The pandemic has not only affected the organization’s ability to host athletic events, but, as Loner points out, it has also had an effect on the amount of fundraisers the group has been able to hold over the past two years.
“The other fundraisers that we do, such as the Hiawatha rental and other public fundraising events, have not been possible because of COVID,” he said.
Another fundraiser Loner says the organization missed out on because of the pandemic was the annual Frostbite 5-Mile Run and 5K Walk, which will return this year in DuBoistown on Dec. 12 at 1 p.m.
“We leave by the firehall there, in DuBoistown, and we work our way out through Mosquito Valley…out to the water filtration plant and we turn around, come back and finish by the Valley Inn. It’s a 5-mile run and then there is also a 5K walk. So there are two events that go on at the same time.”

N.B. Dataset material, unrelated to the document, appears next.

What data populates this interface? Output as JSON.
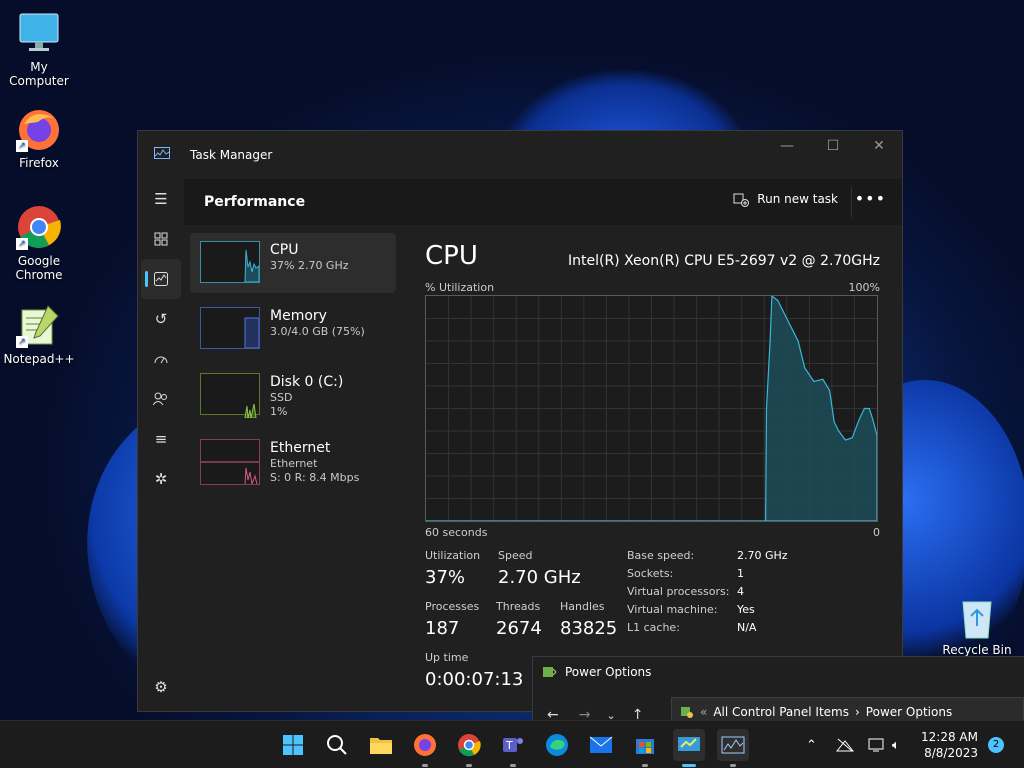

This year, participants may take part in the race either on the official day of the race or virtually at any time they desire. Those who sign up for the race, whether in-person or virtually, will receive a long sleeved tee shirt, and those who sign up to take part day-of will automatically be eligible for door prizes to be awarded at the conclusion of the event.
As pandemic restrictions continue to ease across the nation, Loner says he is glad to see in-person events returning for the athletes.
“Although the Special Olympics is a sports organization, a lot of the individuals that participate do so for the camaraderie with the other athletes and they miss that,” Loner said. “We’re glad that we’re able to get back to the in-person stuff.”
Loner also says that although restrictions are beginning to ease, event coordinators are taking every precaution necessary to ensure that their athletes and volunteers remain safe.
“We’re taking all of the precautions we can,” he said. “We’re necessary with social distance, we wear a mask if we’re required…the state’s doing a good job of trying to keep everyone safe so that we can continue to operate.”
On top of getting back to in-person activities, local Special Olympics athletes have also been recently featured on a River Valley Transit bus, showcasing their accomplishments and helping to bring more public awareness to their cause.
And there is no doubt that the athletes are also excited to get back out on the field and back into the swing of things, with many remarking how much they enjoy the friendships and camaraderie they have found as members of their respective Special Olympic teams.
“My favorite sports are soccer, basketball and bowling. I enjoy being on a team, being around other athletes and having fun,” said athlete Neil Schweikart.
The sentiment was echoed by his fellow local athlete, Ryan Kenney, who said that his favorite sport to play is soccer and, “I enjoy going to competitions, getting medals, being with my friends on the team and encouraging them to do their best.”
Those who wish to volunteer with, or who may be interested in taking part in the activities held by the Lycoming County Special Olympics, can get in contact with event organizers in a variety of ways including on Facebook or through the Lycoming County Special Olympics website.
Loner can be reached via email at firstname.lastname@example.org or by phone at 570-433-1765.
“We always are looking for volunteers, like any other service organization is,” he said. “Even more so, with COVID.”